Dataset excerpts:
————————

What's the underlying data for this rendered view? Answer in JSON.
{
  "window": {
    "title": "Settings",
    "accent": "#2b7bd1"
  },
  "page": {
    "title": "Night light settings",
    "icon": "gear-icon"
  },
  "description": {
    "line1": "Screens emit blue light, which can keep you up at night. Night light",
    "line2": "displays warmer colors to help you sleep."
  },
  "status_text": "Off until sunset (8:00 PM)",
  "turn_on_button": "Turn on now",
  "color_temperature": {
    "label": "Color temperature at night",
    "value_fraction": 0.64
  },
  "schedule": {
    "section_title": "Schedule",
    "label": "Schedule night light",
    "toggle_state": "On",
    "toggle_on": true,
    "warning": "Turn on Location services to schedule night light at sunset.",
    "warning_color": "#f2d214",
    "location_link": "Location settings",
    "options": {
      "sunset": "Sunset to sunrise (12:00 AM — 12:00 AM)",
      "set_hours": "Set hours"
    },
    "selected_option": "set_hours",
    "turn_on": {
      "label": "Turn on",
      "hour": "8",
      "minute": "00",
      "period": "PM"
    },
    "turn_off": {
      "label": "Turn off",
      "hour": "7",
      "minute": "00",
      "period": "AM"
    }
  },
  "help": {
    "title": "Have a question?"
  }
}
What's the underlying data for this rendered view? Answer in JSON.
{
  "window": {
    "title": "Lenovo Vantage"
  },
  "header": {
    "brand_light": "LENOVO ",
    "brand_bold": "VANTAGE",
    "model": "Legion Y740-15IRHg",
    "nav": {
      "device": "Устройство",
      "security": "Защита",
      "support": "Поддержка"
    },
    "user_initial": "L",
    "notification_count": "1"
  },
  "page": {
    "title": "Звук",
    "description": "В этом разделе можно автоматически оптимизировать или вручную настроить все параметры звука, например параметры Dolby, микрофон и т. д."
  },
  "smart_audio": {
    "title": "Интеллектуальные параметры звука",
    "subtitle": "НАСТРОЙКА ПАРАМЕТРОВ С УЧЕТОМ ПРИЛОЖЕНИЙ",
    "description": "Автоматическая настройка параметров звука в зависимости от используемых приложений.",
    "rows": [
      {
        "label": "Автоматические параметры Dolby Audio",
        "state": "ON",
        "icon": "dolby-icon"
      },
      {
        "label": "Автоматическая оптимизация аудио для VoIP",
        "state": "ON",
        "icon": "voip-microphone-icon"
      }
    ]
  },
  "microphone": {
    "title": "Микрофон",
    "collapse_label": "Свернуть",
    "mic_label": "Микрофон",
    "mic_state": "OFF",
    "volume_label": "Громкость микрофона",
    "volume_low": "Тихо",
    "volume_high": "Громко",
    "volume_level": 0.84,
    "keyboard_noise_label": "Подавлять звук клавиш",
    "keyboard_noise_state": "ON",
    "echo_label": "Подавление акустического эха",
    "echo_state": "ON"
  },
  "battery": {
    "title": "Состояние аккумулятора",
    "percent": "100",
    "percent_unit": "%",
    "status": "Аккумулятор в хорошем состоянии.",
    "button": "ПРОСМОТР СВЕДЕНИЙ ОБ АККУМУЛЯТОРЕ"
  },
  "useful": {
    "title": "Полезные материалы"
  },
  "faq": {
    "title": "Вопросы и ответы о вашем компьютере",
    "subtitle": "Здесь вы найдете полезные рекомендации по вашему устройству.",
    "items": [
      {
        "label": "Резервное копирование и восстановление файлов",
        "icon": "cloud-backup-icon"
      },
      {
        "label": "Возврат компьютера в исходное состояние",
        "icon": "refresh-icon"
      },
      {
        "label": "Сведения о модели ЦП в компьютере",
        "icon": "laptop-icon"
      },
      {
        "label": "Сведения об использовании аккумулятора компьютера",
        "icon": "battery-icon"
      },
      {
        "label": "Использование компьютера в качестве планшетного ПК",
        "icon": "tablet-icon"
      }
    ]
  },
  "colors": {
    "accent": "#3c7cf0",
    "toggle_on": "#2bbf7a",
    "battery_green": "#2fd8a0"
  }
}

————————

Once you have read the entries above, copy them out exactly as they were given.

• [Task response]:
What's the underlying data for this rendered view? Answer in JSON.
{
  "window": {
    "title": "Settings",
    "accent": "#2b7bd1"
  },
  "page": {
    "title": "Night light settings",
    "icon": "gear-icon"
  },
  "description": {
    "line1": "Screens emit blue light, which can keep you up at night. Night light",
    "line2": "displays warmer colors to help you sleep."
  },
  "status_text": "Off until sunset (8:00 PM)",
  "turn_on_button": "Turn on now",
  "color_temperature": {
    "label": "Color temperature at night",
    "value_fraction": 0.64
  },
  "schedule": {
    "section_title": "Schedule",
    "label": "Schedule night light",
    "toggle_state": "On",
    "toggle_on": true,
    "warning": "Turn on Location services to schedule night light at sunset.",
    "warning_color": "#f2d214",
    "location_link": "Location settings",
    "options": {
      "sunset": "Sunset to sunrise (12:00 AM — 12:00 AM)",
      "set_hours": "Set hours"
    },
    "selected_option": "set_hours",
    "turn_on": {
      "label": "Turn on",
      "hour": "8",
      "minute": "00",
      "period": "PM"
    },
    "turn_off": {
      "label": "Turn off",
      "hour": "7",
      "minute": "00",
      "period": "AM"
    }
  },
  "help": {
    "title": "Have a question?"
  }
}
What's the underlying data for this rendered view? Answer in JSON.
{
  "window": {
    "title": "Lenovo Vantage"
  },
  "header": {
    "brand_light": "LENOVO ",
    "brand_bold": "VANTAGE",
    "model": "Legion Y740-15IRHg",
    "nav": {
      "device": "Устройство",
      "security": "Защита",
      "support": "Поддержка"
    },
    "user_initial": "L",
    "notification_count": "1"
  },
  "page": {
    "title": "Звук",
    "description": "В этом разделе можно автоматически оптимизировать или вручную настроить все параметры звука, например параметры Dolby, микрофон и т. д."
  },
  "smart_audio": {
    "title": "Интеллектуальные параметры звука",
    "subtitle": "НАСТРОЙКА ПАРАМЕТРОВ С УЧЕТОМ ПРИЛОЖЕНИЙ",
    "description": "Автоматическая настройка параметров звука в зависимости от используемых приложений.",
    "rows": [
      {
        "label": "Автоматические параметры Dolby Audio",
        "state": "ON",
        "icon": "dolby-icon"
      },
      {
        "label": "Автоматическая оптимизация аудио для VoIP",
        "state": "ON",
        "icon": "voip-microphone-icon"
      }
    ]
  },
  "microphone": {
    "title": "Микрофон",
    "collapse_label": "Свернуть",
    "mic_label": "Микрофон",
    "mic_state": "OFF",
    "volume_label": "Громкость микрофона",
    "volume_low": "Тихо",
    "volume_high": "Громко",
    "volume_level": 0.84,
    "keyboard_noise_label": "Подавлять звук клавиш",
    "keyboard_noise_state": "ON",
    "echo_label": "Подавление акустического эха",
    "echo_state": "ON"
  },
  "battery": {
    "title": "Состояние аккумулятора",
    "percent": "100",
    "percent_unit": "%",
    "status": "Аккумулятор в хорошем состоянии.",
    "button": "ПРОСМОТР СВЕДЕНИЙ ОБ АККУМУЛЯТОРЕ"
  },
  "useful": {
    "title": "Полезные материалы"
  },
  "faq": {
    "title": "Вопросы и ответы о вашем компьютере",
    "subtitle": "Здесь вы найдете полезные рекомендации по вашему устройству.",
    "items": [
      {
        "label": "Резервное копирование и восстановление файлов",
        "icon": "cloud-backup-icon"
      },
      {
        "label": "Возврат компьютера в исходное состояние",
        "icon": "refresh-icon"
      },
      {
        "label": "Сведения о модели ЦП в компьютере",
        "icon": "laptop-icon"
      },
      {
        "label": "Сведения об использовании аккумулятора компьютера",
        "icon": "battery-icon"
      },
      {
        "label": "Использование компьютера в качестве планшетного ПК",
        "icon": "tablet-icon"
      }
    ]
  },
  "colors": {
    "accent": "#3c7cf0",
    "toggle_on": "#2bbf7a",
    "battery_green": "#2fd8a0"
  }
}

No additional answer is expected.